The optical observations were made by Romer on the Nation Science Foundation's National Optical Astronomy Observatory's 36-inch telescope on Kitt Peak in Arizona. The X-ray observations were made with NASA's Einstein Satellite. Romer is now at Carnegie Mellon University.

Ulmer said researchers now need to measure the fraction of blue galaxies in other clusters at a range of distances from 1 billion to 5 billion light years away, paying special attention to those clusters with a clumpy appearance in their X-ray images. Further insights into cluster formation and its link to galaxy formation, he said, may come from new, high quality X-ray images from NASA's Advanced X-ray Astrophysics Facility, scheduled for launch in December.

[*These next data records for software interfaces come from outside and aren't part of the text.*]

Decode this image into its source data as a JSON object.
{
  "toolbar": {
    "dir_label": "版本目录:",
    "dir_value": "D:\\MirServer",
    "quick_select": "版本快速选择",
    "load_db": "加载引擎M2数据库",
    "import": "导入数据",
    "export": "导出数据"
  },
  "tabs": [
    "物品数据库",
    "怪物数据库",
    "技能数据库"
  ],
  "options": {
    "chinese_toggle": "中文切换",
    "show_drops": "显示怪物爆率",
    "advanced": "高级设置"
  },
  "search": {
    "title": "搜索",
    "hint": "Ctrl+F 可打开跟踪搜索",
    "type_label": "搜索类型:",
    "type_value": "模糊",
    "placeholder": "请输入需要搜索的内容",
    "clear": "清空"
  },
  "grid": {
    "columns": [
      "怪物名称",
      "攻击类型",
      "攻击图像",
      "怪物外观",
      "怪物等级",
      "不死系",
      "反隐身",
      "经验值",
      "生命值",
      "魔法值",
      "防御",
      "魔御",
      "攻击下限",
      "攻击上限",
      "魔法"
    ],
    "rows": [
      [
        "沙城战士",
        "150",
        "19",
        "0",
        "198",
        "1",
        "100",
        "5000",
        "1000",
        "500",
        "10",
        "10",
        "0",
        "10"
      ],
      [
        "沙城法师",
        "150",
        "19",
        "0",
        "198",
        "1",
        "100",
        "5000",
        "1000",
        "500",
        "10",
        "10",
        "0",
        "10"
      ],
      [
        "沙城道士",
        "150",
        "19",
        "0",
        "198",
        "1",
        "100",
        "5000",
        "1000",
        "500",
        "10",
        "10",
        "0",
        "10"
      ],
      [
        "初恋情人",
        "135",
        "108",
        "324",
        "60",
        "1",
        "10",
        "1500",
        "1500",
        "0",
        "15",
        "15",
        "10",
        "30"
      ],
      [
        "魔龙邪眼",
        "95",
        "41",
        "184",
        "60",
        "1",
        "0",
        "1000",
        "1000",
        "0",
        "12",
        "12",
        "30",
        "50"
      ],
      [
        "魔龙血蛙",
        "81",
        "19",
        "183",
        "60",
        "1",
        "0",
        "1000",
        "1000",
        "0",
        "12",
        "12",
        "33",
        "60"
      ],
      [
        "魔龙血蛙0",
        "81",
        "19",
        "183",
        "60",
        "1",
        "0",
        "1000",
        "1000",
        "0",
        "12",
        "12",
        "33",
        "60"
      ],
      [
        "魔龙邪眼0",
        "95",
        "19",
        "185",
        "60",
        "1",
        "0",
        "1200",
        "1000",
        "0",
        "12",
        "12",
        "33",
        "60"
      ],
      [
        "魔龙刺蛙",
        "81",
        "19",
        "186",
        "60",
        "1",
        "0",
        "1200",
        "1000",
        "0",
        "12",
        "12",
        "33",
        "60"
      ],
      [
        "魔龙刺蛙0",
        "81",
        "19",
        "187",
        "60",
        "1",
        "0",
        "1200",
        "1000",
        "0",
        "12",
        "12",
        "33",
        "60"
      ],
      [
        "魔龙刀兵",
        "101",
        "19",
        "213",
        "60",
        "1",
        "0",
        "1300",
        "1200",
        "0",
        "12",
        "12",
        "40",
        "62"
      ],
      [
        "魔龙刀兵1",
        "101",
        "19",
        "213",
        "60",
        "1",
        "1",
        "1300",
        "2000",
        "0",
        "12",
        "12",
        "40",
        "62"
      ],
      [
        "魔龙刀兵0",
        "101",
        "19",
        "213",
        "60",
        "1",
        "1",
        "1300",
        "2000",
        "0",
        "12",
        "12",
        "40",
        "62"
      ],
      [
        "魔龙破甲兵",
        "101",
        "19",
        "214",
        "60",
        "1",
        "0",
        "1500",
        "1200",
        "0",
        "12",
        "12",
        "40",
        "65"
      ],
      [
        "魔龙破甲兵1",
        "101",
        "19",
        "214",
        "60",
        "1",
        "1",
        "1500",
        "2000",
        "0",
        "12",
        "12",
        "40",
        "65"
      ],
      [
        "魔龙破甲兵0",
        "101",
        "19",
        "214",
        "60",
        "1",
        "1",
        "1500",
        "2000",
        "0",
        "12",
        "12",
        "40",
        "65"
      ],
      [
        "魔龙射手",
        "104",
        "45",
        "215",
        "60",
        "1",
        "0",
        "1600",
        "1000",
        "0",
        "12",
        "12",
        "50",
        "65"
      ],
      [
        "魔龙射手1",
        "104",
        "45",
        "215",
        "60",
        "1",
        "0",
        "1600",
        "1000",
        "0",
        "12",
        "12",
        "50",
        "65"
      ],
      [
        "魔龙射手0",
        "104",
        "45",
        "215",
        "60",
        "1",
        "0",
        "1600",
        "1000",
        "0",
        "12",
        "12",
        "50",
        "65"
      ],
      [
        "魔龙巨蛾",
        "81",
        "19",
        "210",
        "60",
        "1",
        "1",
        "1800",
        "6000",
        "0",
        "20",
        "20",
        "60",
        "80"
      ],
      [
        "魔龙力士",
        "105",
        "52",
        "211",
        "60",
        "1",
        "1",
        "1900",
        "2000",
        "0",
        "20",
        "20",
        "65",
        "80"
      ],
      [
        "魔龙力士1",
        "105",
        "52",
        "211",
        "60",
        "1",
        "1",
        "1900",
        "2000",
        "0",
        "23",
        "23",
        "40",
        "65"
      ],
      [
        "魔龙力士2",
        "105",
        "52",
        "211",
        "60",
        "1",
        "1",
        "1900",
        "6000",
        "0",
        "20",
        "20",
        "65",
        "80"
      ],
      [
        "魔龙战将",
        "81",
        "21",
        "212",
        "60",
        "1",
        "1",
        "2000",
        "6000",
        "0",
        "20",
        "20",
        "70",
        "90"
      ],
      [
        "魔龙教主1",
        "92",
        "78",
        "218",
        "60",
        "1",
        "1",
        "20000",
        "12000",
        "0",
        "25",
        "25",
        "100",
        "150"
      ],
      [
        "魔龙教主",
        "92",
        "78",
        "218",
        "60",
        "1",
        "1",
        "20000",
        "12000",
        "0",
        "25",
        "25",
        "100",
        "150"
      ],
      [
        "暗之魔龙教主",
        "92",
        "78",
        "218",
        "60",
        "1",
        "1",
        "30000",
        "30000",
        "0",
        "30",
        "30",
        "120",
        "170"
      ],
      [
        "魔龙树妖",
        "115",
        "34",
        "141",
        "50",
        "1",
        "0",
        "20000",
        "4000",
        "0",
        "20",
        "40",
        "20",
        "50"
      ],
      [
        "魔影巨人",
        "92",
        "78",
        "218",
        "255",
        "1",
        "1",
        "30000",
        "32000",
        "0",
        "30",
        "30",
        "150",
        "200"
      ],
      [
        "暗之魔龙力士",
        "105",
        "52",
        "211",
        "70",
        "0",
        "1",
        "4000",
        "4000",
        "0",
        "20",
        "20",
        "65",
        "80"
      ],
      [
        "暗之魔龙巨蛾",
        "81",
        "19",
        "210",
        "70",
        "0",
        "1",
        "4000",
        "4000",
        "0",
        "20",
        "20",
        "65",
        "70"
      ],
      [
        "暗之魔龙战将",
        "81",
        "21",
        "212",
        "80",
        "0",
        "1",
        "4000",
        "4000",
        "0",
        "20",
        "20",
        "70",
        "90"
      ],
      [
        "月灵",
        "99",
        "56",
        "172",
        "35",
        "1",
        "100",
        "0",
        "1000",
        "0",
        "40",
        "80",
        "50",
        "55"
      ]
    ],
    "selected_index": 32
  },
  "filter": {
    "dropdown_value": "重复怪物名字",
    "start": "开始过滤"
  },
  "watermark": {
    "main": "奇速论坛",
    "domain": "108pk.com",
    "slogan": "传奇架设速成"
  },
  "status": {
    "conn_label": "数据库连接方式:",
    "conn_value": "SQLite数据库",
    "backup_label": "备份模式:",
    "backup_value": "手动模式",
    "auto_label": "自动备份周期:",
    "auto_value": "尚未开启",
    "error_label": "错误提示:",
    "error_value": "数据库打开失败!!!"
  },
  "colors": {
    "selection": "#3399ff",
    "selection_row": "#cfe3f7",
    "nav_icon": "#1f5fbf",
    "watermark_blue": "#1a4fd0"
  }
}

The reported work was supported in part by as NASA Space Grant to the State of Illinois, the NASA Astrophysics Data Program, Northwestern University, Carnegie Mellon University and the University of California, Santa Cruz.


Story Source:

The above story is based on materials provided by Northwestern University. Note: Materials may be edited for content and length.


Cite This Page:

Northwestern University. ""Nearby" Galaxy Clusters May Still Be Birthing New Stars." ScienceDaily. ScienceDaily, 10 June 1998. <www.sciencedaily.com/releases/1998/06/980610211611.htm>.
Northwestern University. (1998, June 10). "Nearby" Galaxy Clusters May Still Be Birthing New Stars. ScienceDaily. Retrieved August 29, 2014 from www.sciencedaily.com/releases/1998/06/980610211611.htm
Northwestern University. ""Nearby" Galaxy Clusters May Still Be Birthing New Stars." ScienceDaily. www.sciencedaily.com/releases/1998/06/980610211611.htm (accessed August 29, 2014).

Share This




More Space & Time News

Friday, August 29, 2014

Featured Research

from universities, journals, and other organizations


Featured Videos

from AP, Reuters, AFP, and other news services

Experiment Tests Whether Universe Is Actually A Hologram

Experiment Tests Whether Universe Is Actually A Hologram

Newsy (Aug. 27, 2014) Researchers at Fermilab are using a device called "The Holometer" to test whether our universe is actually a 2-D hologram that just seems 3-D. Video provided by Newsy
Powered by NewsLook.com
SpaceX’s Falcon 9 Rocket Explodes After Liftoff

SpaceX’s Falcon 9 Rocket Explodes After Liftoff

Newsy (Aug. 23, 2014) The private spaceflight company says it is preparing a thorough investigation into Friday's mishap. Video provided by Newsy
Powered by NewsLook.com
Did Russia Really Find Plankton On The ISS? NASA Not So Sure

Did Russia Really Find Plankton On The ISS? NASA Not So Sure

Newsy (Aug. 21, 2014) Russian cosmonauts say they've found evidence of sea plankton on the International Space Station's windows. NASA is a little more skeptical. Video provided by Newsy
Powered by NewsLook.com
Space to Ground: Hello Georges

Space to Ground: Hello Georges

NASA (Aug. 18, 2014) Europe's ATV-5 delivers new science and the crew tests smart SPHERES. Questions or comments? Use #spacetoground to talk to us. Video provided by NASA
Powered by NewsLook.com

Search ScienceDaily

Number of stories in archives: 140,361

Find with keyword(s):
Enter a keyword or phrase to search ScienceDaily for related topics and research stories.

Save/Print:
Share:

Breaking News:
from the past week

In Other News

... from NewsDaily.com

Science News

Health News

Environment News

Technology News



Save/Print:
Share:

Free Subscriptions


Get the latest science news with ScienceDaily's free email newsletters, updated daily and weekly. Or view hourly updated newsfeeds in your RSS reader:

Get Social & Mobile


Keep up to date with the latest news from ScienceDaily via social networks and mobile apps:

Have Feedback?


Tell us what you think of ScienceDaily -- we welcome both positive and negative comments. Have any problems using the site? Questions?
Mobile: iPhone Android Web
Follow: Facebook Twitter Google+
Subscribe: RSS Feeds Email Newsletters
Latest Headlines Health & Medicine Mind & Brain Space & Time Matter & Energy Computers & Math Plants & Animals Earth & Climate Fossils & Ruins